In the opening sentence I used rhetoric and addressed the reader as ‘you’; techniques to attract my audience and address them personally and directly. In order to create an enjoyable, hopefully humorous read for the audience, I used a mixture of formal, colloquial and taboo language. Lexis and phrases such as ‘ugly mug’, ‘fan-bloody-tastic’ and ‘y’know’ are examples of colloquial and slang vocabulary. The use of words such as these emit a familiar ambience to the reader; the article ‘talks their language’. Lexis such as ‘incidentally’ and ‘ensemble’ provide a balance between a relaxed, ‘chatty’ tone and a formal, professional one.
The mixture of colloquial and formal language encourages a personal interaction between the reader and writer and constantly toughens the degree of trust the writer has for the reader; this permits the writer to push the boundaries of the genre to its extremities. The concoction of a variety of tones and subjects establish the reader’s desire to become part of the sub-group that these magazines and articles have created. I purposely used the conventions of conversational speech in my article to encourage an interaction between my character and the reader.

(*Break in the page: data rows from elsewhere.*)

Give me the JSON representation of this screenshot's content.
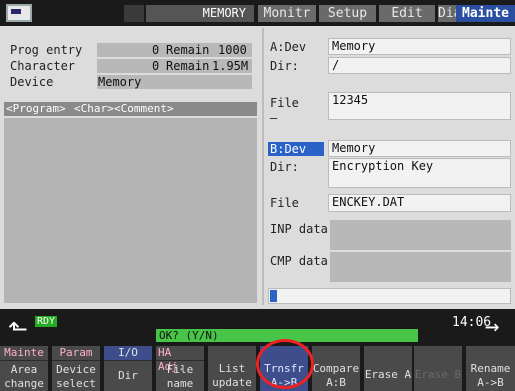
{
  "header": {
    "mode": "MEMORY",
    "tabs": [
      "Monitr",
      "Setup",
      "Edit",
      "Diagn",
      "Mainte"
    ],
    "active_tab": "Mainte"
  },
  "left": {
    "prog_entry_label": "Prog entry",
    "prog_entry_value": "0",
    "prog_remain_label": "Remain",
    "prog_remain_value": "1000",
    "char_label": "Character",
    "char_value": "0",
    "char_remain_label": "Remain",
    "char_remain_value": "1.95M",
    "device_label": "Device",
    "device_value": "Memory",
    "list_headers": [
      "<Program>",
      "<Char>",
      "<Comment>"
    ]
  },
  "right": {
    "a_dev_label": "A:Dev",
    "a_dev_value": "Memory",
    "a_dir_label": "Dir:",
    "a_dir_value": "/",
    "a_file_label": "File",
    "a_file_value": "12345",
    "a_dash": "–",
    "b_dev_label": "B:Dev",
    "b_dev_value": "Memory",
    "b_dir_label": "Dir:",
    "b_dir_value": "Encryption Key",
    "b_file_label": "File",
    "b_file_value": "ENCKEY.DAT",
    "inp_label": "INP data:",
    "cmp_label": "CMP data:",
    "progress_fraction": 0.03
  },
  "status": {
    "ready": "RDY",
    "prompt": "OK? (Y/N)",
    "time": "14:06"
  },
  "softkeys": {
    "mainte": "Mainte",
    "param": "Param",
    "io": "I/O",
    "ha_adj": "HA Adj.",
    "area_change_1": "Area",
    "area_change_2": "change",
    "device_select_1": "Device",
    "device_select_2": "select",
    "dir": "Dir",
    "file_name_1": "File",
    "file_name_2": "name",
    "list_update_1": "List",
    "list_update_2": "update",
    "trnsfr_1": "Trnsfr",
    "trnsfr_2": "A->B",
    "compare_1": "Compare",
    "compare_2": "A:B",
    "erase_a": "Erase A",
    "erase_b": "Erase B",
    "rename_1": "Rename",
    "rename_2": "A->B"
  }
}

The use of conversation conventions is that the audience can easily understand how my character feels, and it gives the piece a friendly, convivial quality. Throughout the article I consistently used hyperbole, for example ‘escape from the crime scene for a desperately needed injection of nicotine’. The use of exaggerated language and long sentences accurately convey my character’s lifestyle. The long complex sentences have a fast, rushed pace and this characteristic of my article reflects my character’s emotions and personality. For instance:
‘I rummaged desperately through my handbag; I needed tobacco fast! Now! Before I exploded! I rescued the Marlborough packet from the evil grasp of handbag number 89; y’know, the one I bought in the ‘House Of Fraser’ January sale to go with those shoes that I can only wear for five minutes because after that they hurt so much, I can’t even get to bar without falling over. ‘ The use of dramatic, action lexis such as ‘wrestled’, ‘exploded’ and ‘fought’ further emphasise my character’s stressful lifestyle and create suspense as to how her problems will be resolved.
There are a variety of lexical fields used within my feature, some of which include religion, modern technology, celebrity and brands. The use of introducing and mixing religious terminology with celebrity names is unexpected within the context of this article for example: ‘I heard the angel’s chorus commence as I looked towards the end of the road; a bus bearing angel wings and a halo, flew around the corner and descended into my stop. ‘ This incongruity of using phrases such as those above, give the column its comedic effect; because the word or phrased is used in an unpredicted context it becomes humorous.